§ What is being asked
In the entries that follow, find the word "Kbps" and report each line it is on.

§ Material provided
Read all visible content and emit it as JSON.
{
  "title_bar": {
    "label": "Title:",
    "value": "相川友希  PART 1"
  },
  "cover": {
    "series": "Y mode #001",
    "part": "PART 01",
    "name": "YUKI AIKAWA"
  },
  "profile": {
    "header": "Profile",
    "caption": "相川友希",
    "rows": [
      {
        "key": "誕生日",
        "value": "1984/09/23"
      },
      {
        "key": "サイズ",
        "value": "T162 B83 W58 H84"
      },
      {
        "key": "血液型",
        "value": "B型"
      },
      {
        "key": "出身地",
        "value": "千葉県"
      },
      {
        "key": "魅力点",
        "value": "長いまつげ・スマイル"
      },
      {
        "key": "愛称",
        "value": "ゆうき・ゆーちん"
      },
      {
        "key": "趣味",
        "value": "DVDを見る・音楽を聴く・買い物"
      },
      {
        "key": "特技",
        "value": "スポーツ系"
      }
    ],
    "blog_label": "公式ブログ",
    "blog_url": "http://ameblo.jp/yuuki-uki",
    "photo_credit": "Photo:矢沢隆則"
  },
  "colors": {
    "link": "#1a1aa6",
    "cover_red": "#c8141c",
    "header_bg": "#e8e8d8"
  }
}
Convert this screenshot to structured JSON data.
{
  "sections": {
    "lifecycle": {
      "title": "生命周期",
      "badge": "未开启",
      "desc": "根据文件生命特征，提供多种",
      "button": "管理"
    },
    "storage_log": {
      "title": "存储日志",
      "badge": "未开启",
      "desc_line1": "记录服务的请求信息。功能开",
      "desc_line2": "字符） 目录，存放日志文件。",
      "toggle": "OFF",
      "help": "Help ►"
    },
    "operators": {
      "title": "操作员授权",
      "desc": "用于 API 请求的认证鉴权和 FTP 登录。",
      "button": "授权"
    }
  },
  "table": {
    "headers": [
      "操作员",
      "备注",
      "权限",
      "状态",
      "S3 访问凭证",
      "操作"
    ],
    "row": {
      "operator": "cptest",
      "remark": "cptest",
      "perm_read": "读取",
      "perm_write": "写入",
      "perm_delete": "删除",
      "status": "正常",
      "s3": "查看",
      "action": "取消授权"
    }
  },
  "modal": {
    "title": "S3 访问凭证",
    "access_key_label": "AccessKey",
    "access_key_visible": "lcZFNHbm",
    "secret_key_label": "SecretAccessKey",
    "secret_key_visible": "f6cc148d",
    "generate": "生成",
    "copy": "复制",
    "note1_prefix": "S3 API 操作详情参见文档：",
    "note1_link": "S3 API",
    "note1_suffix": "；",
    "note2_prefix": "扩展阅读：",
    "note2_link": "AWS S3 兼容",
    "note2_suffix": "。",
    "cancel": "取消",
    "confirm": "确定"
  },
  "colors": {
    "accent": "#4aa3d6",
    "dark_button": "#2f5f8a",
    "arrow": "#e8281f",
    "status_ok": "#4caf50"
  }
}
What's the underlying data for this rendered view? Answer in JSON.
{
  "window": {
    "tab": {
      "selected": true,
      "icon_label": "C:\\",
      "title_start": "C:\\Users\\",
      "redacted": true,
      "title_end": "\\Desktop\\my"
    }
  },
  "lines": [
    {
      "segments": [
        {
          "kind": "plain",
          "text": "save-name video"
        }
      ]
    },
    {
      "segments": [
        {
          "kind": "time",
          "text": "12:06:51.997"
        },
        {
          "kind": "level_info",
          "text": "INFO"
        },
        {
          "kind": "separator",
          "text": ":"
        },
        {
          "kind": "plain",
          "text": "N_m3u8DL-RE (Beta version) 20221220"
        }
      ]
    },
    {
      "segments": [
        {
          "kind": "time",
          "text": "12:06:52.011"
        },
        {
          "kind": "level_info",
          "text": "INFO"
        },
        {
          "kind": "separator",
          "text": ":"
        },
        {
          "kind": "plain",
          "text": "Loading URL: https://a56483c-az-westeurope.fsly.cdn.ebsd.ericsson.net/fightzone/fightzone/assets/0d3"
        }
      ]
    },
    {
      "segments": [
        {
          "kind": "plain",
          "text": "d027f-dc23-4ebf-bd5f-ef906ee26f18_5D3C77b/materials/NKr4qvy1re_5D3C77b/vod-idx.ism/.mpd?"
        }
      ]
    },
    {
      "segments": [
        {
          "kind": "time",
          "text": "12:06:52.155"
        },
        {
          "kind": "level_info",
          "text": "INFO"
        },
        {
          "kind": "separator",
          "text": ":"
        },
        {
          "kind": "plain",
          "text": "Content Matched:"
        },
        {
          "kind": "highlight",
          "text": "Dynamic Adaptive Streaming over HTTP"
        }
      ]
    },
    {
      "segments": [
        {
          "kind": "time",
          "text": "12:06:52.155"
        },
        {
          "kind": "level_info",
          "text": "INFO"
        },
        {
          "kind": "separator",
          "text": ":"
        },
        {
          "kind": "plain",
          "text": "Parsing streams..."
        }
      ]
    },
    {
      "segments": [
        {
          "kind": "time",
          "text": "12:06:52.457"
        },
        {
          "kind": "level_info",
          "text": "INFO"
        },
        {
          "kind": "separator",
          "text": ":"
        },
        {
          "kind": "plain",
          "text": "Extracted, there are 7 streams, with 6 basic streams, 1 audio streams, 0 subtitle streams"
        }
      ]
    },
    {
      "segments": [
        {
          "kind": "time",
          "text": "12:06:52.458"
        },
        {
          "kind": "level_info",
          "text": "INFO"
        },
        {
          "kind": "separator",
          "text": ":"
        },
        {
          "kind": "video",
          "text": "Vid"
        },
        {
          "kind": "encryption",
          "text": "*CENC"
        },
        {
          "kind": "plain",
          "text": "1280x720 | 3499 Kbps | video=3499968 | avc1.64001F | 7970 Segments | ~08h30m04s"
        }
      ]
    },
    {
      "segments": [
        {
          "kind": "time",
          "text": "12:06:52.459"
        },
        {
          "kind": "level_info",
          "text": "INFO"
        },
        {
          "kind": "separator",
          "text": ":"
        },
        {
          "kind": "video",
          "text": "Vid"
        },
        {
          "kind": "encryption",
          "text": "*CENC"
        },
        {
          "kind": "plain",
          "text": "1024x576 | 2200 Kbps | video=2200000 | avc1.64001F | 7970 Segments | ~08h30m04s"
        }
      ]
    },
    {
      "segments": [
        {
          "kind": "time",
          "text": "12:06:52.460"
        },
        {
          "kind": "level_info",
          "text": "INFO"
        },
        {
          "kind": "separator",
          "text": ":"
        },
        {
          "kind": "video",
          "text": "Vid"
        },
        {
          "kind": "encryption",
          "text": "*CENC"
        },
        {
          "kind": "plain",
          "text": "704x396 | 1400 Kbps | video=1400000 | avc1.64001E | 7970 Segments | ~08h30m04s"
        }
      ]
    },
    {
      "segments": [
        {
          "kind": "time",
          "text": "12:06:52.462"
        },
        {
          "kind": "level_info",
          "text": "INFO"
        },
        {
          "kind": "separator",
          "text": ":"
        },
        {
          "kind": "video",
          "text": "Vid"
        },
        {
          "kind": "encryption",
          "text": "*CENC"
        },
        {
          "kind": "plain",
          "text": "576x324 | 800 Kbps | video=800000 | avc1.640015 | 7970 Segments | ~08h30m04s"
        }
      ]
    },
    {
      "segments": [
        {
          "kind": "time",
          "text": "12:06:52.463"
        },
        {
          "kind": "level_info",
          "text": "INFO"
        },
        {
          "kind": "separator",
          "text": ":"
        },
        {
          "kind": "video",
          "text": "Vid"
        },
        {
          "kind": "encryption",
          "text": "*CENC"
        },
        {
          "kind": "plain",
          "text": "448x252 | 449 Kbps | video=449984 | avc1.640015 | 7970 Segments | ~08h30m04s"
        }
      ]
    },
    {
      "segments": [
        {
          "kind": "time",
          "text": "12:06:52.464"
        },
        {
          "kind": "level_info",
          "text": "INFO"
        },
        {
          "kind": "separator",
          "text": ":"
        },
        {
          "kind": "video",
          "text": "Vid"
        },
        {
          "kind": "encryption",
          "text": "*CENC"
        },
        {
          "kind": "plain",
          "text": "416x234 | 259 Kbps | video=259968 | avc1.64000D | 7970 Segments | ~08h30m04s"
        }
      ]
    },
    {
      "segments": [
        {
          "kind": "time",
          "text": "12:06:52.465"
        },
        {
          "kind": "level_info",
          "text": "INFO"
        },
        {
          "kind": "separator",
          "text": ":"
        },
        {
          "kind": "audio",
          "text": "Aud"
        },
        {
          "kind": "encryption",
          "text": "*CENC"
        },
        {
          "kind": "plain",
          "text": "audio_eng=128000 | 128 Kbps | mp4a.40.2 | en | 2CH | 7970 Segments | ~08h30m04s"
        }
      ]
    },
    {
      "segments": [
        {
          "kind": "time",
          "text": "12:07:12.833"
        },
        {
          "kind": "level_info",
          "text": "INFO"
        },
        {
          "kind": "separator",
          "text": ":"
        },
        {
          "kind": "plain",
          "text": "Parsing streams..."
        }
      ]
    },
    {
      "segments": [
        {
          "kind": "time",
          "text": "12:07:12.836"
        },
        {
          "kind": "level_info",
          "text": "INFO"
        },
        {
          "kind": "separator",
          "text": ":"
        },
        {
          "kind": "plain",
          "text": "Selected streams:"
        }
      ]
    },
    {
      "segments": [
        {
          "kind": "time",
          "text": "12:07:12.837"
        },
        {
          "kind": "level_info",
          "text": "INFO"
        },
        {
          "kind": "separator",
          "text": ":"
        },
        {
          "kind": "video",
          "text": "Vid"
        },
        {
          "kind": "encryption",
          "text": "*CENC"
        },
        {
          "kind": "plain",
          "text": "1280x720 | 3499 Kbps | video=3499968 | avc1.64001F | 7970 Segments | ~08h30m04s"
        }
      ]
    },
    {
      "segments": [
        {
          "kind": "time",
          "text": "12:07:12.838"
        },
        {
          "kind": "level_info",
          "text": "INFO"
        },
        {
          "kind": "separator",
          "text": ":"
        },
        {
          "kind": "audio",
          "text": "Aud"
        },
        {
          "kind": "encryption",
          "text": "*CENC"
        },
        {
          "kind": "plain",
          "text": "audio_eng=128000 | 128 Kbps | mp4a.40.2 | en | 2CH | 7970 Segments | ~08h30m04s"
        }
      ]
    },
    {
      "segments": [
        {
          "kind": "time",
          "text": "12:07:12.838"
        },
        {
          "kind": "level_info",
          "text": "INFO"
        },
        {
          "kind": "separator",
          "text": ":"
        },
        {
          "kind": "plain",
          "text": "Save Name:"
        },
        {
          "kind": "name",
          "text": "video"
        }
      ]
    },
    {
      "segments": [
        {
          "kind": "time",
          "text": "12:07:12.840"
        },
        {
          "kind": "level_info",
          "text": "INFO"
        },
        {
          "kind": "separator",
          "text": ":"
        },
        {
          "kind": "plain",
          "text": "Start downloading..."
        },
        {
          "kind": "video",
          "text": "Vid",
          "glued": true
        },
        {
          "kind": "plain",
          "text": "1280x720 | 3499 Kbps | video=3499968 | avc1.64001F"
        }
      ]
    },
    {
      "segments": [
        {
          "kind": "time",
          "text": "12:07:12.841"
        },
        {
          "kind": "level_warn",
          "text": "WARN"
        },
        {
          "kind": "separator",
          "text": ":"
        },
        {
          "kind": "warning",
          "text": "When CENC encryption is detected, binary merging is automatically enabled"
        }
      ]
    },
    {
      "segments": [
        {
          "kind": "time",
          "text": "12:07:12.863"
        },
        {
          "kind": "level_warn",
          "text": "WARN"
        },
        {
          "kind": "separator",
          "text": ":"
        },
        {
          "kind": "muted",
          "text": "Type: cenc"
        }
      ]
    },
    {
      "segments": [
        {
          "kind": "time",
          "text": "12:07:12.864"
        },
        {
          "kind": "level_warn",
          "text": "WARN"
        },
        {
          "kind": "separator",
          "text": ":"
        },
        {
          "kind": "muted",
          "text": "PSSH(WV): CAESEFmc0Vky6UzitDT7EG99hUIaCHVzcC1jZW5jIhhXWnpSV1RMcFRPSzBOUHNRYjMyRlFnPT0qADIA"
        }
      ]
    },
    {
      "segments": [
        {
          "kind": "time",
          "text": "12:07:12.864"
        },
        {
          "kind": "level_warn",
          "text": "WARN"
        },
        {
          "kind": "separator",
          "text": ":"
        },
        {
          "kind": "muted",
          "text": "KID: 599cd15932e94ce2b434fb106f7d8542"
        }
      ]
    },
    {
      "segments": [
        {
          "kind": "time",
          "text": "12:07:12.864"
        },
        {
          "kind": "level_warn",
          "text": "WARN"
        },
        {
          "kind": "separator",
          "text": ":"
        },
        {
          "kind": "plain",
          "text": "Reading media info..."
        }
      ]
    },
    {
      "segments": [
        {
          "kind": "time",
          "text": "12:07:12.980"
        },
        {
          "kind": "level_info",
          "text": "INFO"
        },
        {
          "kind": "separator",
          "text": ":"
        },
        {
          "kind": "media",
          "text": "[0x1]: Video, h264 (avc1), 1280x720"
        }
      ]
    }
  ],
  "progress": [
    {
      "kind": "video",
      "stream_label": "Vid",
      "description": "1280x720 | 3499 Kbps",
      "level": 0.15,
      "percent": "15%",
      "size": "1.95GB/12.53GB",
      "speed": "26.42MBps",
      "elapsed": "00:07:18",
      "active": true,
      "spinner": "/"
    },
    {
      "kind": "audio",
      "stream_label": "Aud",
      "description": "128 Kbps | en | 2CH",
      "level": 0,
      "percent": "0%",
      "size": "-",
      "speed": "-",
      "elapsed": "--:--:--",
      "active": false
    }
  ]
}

§ Answer space
          "text": "1280x720 | 3499 Kbps | video=3499968 | avc1.64001F | 7970 Segments | ~08h30m04s"
          "text": "1024x576 | 2200 Kbps | video=2200000 | avc1.64001F | 7970 Segments | ~08h30m04s"
          "text": "704x396 | 1400 Kbps | video=1400000 | avc1.64001E | 7970 Segments | ~08h30m04s"
          "text": "576x324 | 800 Kbps | video=800000 | avc1.640015 | 7970 Segments | ~08h30m04s"
          "text": "448x252 | 449 Kbps | video=449984 | avc1.640015 | 7970 Segments | ~08h30m04s"
          "text": "416x234 | 259 Kbps | video=259968 | avc1.64000D | 7970 Segments | ~08h30m04s"
          "text": "audio_eng=128000 | 128 Kbps | mp4a.40.2 | en | 2CH | 7970 Segments | ~08h30m04s"
          "text": "1280x720 | 3499 Kbps | video=3499968 | avc1.64001F | 7970 Segments | ~08h30m04s"
          "text": "audio_eng=128000 | 128 Kbps | mp4a.40.2 | en | 2CH | 7970 Segments | ~08h30m04s"
          "text": "1280x720 | 3499 Kbps | video=3499968 | avc1.64001F"
      "description": "1280x720 | 3499 Kbps",
      "description": "128 Kbps | en | 2CH",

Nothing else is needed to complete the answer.